What Is the Definition of Mass Movement?


Mass movement is the gradual sinking of the earth's ground surface in a vertical direction due to pull of gravity. It is facilitated by weathering and erosion of debris. The movement of the debris may be through the following processes; creeping, avalanche, mudflow, and earthflow among many others.
Q&A Related to "What Is the Definition of Mass Movement"
The definition of movement is continuous motion. Movement is when something is continuously moving without stopping. Once it stops it is no longer in movement.
Critics refer often to literary movements, citing different movements that have developed in literature and then been replaced by some other movement. Generally, the term is not defined
mass wasting The movement downslope of rock fragments and soil under the influence of gravity. The material concerned is not incorporated into water or ice, and moves of its own accord
Creep is a type of mass movement that "creeps" slowly. -katie.
2 Additional Answers
Ask.com Answer for: what is the definition of mass movement
mass movement
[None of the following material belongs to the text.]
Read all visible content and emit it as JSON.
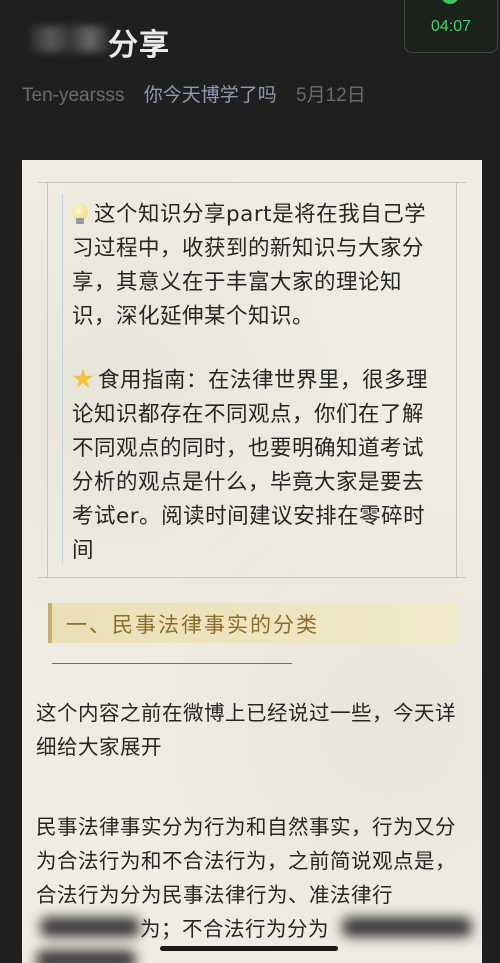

an organized effort by a large number of people, especially those not forming part of the elite of a given society, to bring about pervasive changes in existing social, economic, or political institutions, frequently characterized by charismatic leadership.
Source: Dictionary.com
Mass movement is the movement of Earth in a downward slope which is influenced by gravity. This happens when there is stress on the Earth's materials.
Explore this Topic
Mass is the quantity of matter that is in an object with a non-specific shape or the measure of inertia an object possesses. In Catholism, it refers to the celebration ...
A mass structure is something that is made by combining a large number of parts that are held together in a certain conventional way. This term is also used to ...
Digestion is basically a series of chemical reactions, and by definition mass is always* conserved in chemical reactions (as opposed to a nuclear reaction, which ...
About -  Privacy -  Careers -  Ask Blog -  Mobile -  Help -  Feedback  -  Sitemap  © 2014 Ask.com